• _Exercise description_: Each line of the data below that contains "friend" must be copied.

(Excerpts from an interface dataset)
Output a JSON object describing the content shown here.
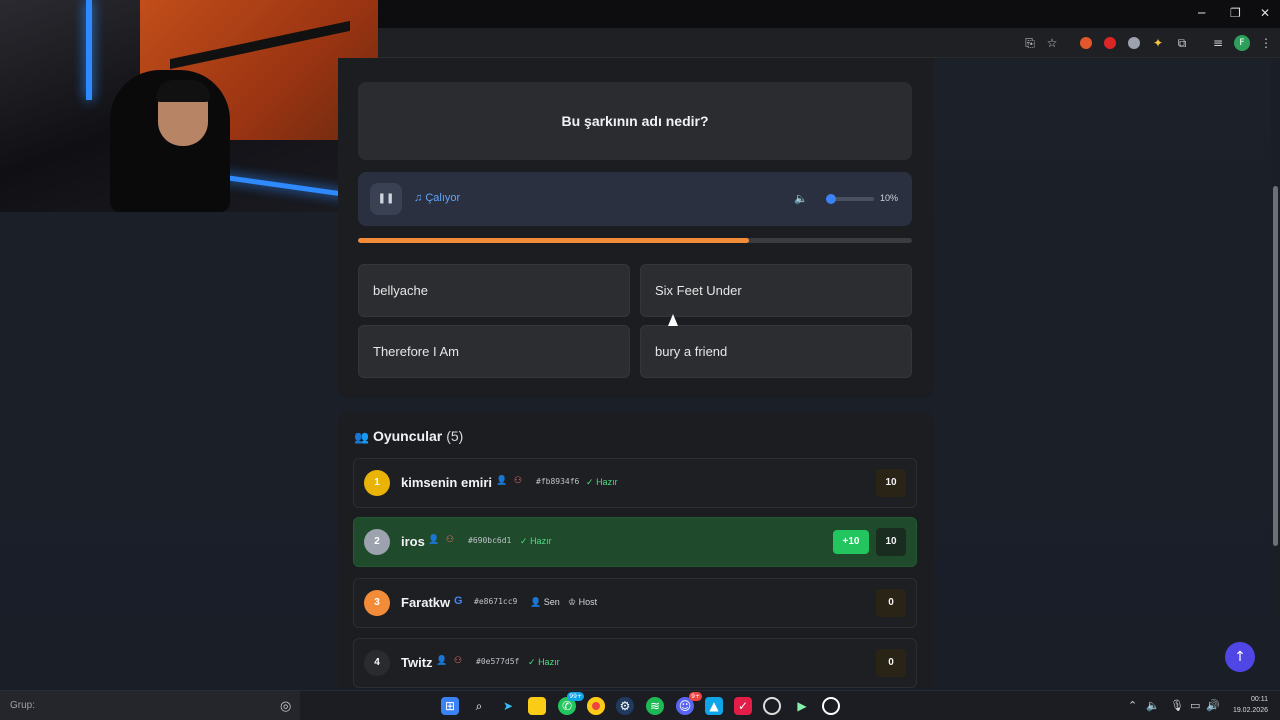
{
  "quiz": {
    "question": "Bu şarkının adı nedir?",
    "player": {
      "status_label": "Çalıyor",
      "volume_label": "10%",
      "volume_fraction": 0.1
    },
    "progress_fraction": 0.706,
    "answers": [
      "bellyache",
      "Six Feet Under",
      "Therefore I Am",
      "bury a friend"
    ]
  },
  "players_panel": {
    "title": "Oyuncular",
    "count": "(5)",
    "rows": [
      {
        "rank": "1",
        "name": "kimsenin emiri",
        "id": "#fb8934f6",
        "status": "Hazır",
        "score": "10",
        "rank_color": "#eab308"
      },
      {
        "rank": "2",
        "name": "iros",
        "id": "#690bc6d1",
        "status": "Hazır",
        "score": "10",
        "bonus": "+10",
        "rank_color": "#9ca3af"
      },
      {
        "rank": "3",
        "name": "Faratkw",
        "id": "#e8671cc9",
        "tag_you": "Sen",
        "tag_host": "Host",
        "score": "0",
        "rank_color": "#f28c38"
      },
      {
        "rank": "4",
        "name": "Twitz",
        "id": "#0e577d5f",
        "status": "Hazır",
        "score": "0",
        "rank_color": "#2a2b2f"
      }
    ]
  },
  "browser": {
    "profile_initial": "F"
  },
  "taskbar": {
    "group_label": "Grup:",
    "whatsapp_badge": "99+",
    "discord_badge": "9+",
    "time": "00:11",
    "date": "19.02.2026"
  },
  "icons": {
    "pause": "pause-icon",
    "music": "music-note-icon",
    "volume": "speaker-icon",
    "users": "users-icon",
    "user": "user-icon",
    "add_friend": "add-friend-icon",
    "check": "check-circle-icon",
    "crown": "crown-icon",
    "google": "google-icon",
    "arrow_up": "arrow-up-icon"
  }
}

• _Reply to the task_:
      "bury a friend"
    "add_friend": "add-friend-icon",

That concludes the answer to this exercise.